node package manager
Share your code. npm Orgs help your team discover, share, and reuse code. Create a free org »



Grunt plugin for automating all the release steps of your node lib or bower component, with optional publishing to npm.

Repetition Killed the Cat

Releasing a new version of your killer Node/Bower/Component/JS lib looks something like this:

  1. bump the version in your package.json file.
  2. stage the package.json file's change.
  3. commit that change with a message like "release 0.6.22".
  4. create a new git tag for the release.
  5. push the changes out to github.
  6. also push the new tag out to github.
  7. publish the new version to npm.

Cool, right? No! What's wrong with you? Automate all that:

grunt release

Done. No more github issues reminding you how often you forget to do one or more of the steps.


If you haven't used Grunt before, be sure to check out the Getting Started guide, as it explains how to create a Gruntfile as well as install and use Grunt plugins. Once you're familiar with that process, you may install this plugin with this command:

npm install grunt-release --save-dev

Once the plugin has been installed, it may be enabled inside your Gruntfile with this line of JavaScript:


Using grunt-release

Patch Release:

grunt release


grunt release:patch

Minor Release:

grunt release:minor

Major Release:

grunt release:major


grunt release:prerelease

prerelease will just update the number after MAJOR.MINOR.PATCH (eg: 1.0.0-1) If you want to add an alphanumeric identifier, you will need to add it by hand. Example: add -alpha.0 to get something like 1.0.0-alpha.0. Calling grunt release:prerelease will just update the last number to 1.0.0-alpha.1.

Releasing Unstable/Beta Versions Sometimes it is useful to publish an 'unstable' or 'beta' version to npm, while leaving your last stable release as the default that gets installed on an npm install. npm accomplishes this using the --tag myUnstableVersion flag. You can enable this flag in grunt-release either by setting the npmtag option:

  release: {
    options: {
      npmtag: 'canary',

or by passing the CLI arg:

grunt release --npmtag canary

NOTE: If the tag you pass is true, then the tag will be the new version number after the bump. Otherwise it will be the string you provided.

Dry Run: To see what grunt-release does, without really changing anything, use --no-write option.

grunt --no-write -v release

You'll see something like:

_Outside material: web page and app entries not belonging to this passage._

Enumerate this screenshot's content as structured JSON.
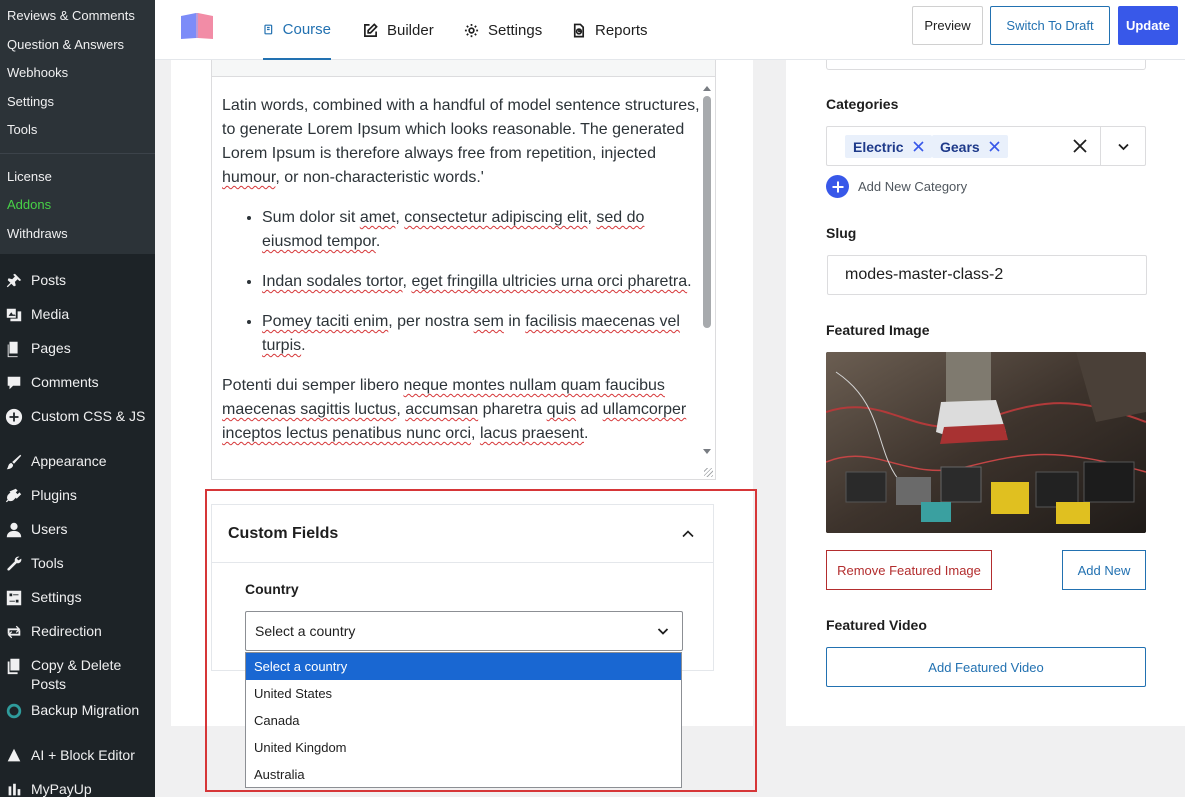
{
  "sidebar": {
    "sub_items": [
      {
        "label": "Reviews & Comments"
      },
      {
        "label": "Question & Answers"
      },
      {
        "label": "Webhooks"
      },
      {
        "label": "Settings"
      },
      {
        "label": "Tools"
      },
      {
        "label": "License"
      },
      {
        "label": "Addons"
      },
      {
        "label": "Withdraws"
      }
    ],
    "menu_items": [
      {
        "label": "Posts",
        "icon": "pin-icon"
      },
      {
        "label": "Media",
        "icon": "media-icon"
      },
      {
        "label": "Pages",
        "icon": "pages-icon"
      },
      {
        "label": "Comments",
        "icon": "comment-icon"
      },
      {
        "label": "Custom CSS & JS",
        "icon": "plus-circle-icon"
      },
      {
        "label": "Appearance",
        "icon": "brush-icon"
      },
      {
        "label": "Plugins",
        "icon": "plug-icon"
      },
      {
        "label": "Users",
        "icon": "user-icon"
      },
      {
        "label": "Tools",
        "icon": "wrench-icon"
      },
      {
        "label": "Settings",
        "icon": "settings-icon"
      },
      {
        "label": "Redirection",
        "icon": "redirect-icon"
      },
      {
        "label": "Copy & Delete Posts",
        "icon": "copy-icon"
      },
      {
        "label": "Backup Migration",
        "icon": "backup-icon"
      },
      {
        "label": "AI + Block Editor",
        "icon": "ai-icon"
      },
      {
        "label": "MyPayUp",
        "icon": "payup-icon"
      }
    ]
  },
  "topbar": {
    "tabs": [
      {
        "label": "Course",
        "icon": "course-icon"
      },
      {
        "label": "Builder",
        "icon": "edit-icon"
      },
      {
        "label": "Settings",
        "icon": "gear-icon"
      },
      {
        "label": "Reports",
        "icon": "reports-icon"
      }
    ],
    "preview_label": "Preview",
    "draft_label": "Switch To Draft",
    "update_label": "Update"
  },
  "editor": {
    "paragraph1_parts": [
      "Latin words, combined with a handful of model sentence structures, to generate Lorem Ipsum which looks reasonable. The generated Lorem Ipsum is therefore always free from repetition, injected ",
      "humour",
      ", or non-characteristic words.'"
    ],
    "bullet1": [
      "Sum dolor sit ",
      "amet",
      ", ",
      "consectetur adipiscing elit",
      ", ",
      "sed do eiusmod tempor",
      "."
    ],
    "bullet2": [
      "Indan sodales tortor",
      ", ",
      "eget fringilla ultricies urna orci pharetra",
      "."
    ],
    "bullet3": [
      "Pomey taciti enim",
      ", per nostra ",
      "sem",
      " in ",
      "facilisis maecenas vel turpis",
      "."
    ],
    "paragraph2": [
      "Potenti dui semper libero ",
      "neque montes nullam quam faucibus maecenas sagittis luctus",
      ", ",
      "accumsan",
      " pharetra ",
      "quis",
      " ad ",
      "ullamcorper inceptos lectus penatibus nunc orci",
      ", ",
      "lacus praesent",
      "."
    ]
  },
  "custom_fields": {
    "title": "Custom Fields",
    "country_label": "Country",
    "select_value": "Select a country",
    "options": [
      "Select a country",
      "United States",
      "Canada",
      "United Kingdom",
      "Australia"
    ]
  },
  "right_panel": {
    "categories_label": "Categories",
    "categories": [
      "Electric",
      "Gears"
    ],
    "add_category_label": "Add New Category",
    "slug_label": "Slug",
    "slug_value": "modes-master-class-2",
    "featured_image_label": "Featured Image",
    "remove_image_label": "Remove Featured Image",
    "add_new_label": "Add New",
    "featured_video_label": "Featured Video",
    "add_video_label": "Add Featured Video"
  },
  "colors": {
    "primary": "#2271b1",
    "update_button": "#3858e9",
    "highlight": "#d63638",
    "addons_active": "#47d147",
    "sidebar_bg": "#1d2327"
  }
}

Parsing package.json...OK
Not actually writing package.json...OK
>> Version bumped to 0.2.6
Not actually running: git add package.json
Not actually running: git commit package.json -m "release 0.2.6"
>> package.json committed
Not actually running: git tag 0.2.6 -m "version 0.2.6"
>> New git tag created: 0.2.6
Done, without errors.


The following are all the release steps, you can disable any you need to:

  release: {
    options: {
      bump: false, //default: true 
      file: 'component.json', //default: package.json 
      add: false, //default: true 
      commit: false, //default: true 
      tag: false, //default: true 
      push: false, //default: true 
      pushTags: false, //default: true 
      npm: false, //default: true 
      npmtag: true, //default: no tag 
      folder: 'folder/to/publish/to/npm' //default project root 
      tagName: 'some-tag-<%= version %>', //default: '<%= version %>' 
      commitMessage: 'check out my release <%= version %>', //default: 'release <%= version %>' 
      tagMessage: 'tagging version <%= version %>' //default: 'Version <%= version %>', 
      github: { 
        repo: 'geddski/grunt-release', //put your user/repo here 
        usernameVar: 'GITHUB_USERNAME', //ENVIRONMENT VARIABLE that contains Github username  
        passwordVar: 'GITHUB_PASSWORD' //ENVIRONMENT VARIABLE that contains Github password 

Notes on Github Releases:

  1. Yes, you have to use environment variables. I would be a terrible person if I let you check in your username and password into your source code.
  2. The Github Releases API is still unstable and may change in the next couple months or so.
  3. You can use an access token if you'd rather.

For node libs, leave file option blank as it will default to package.json. For Bower components, set it to bower.json.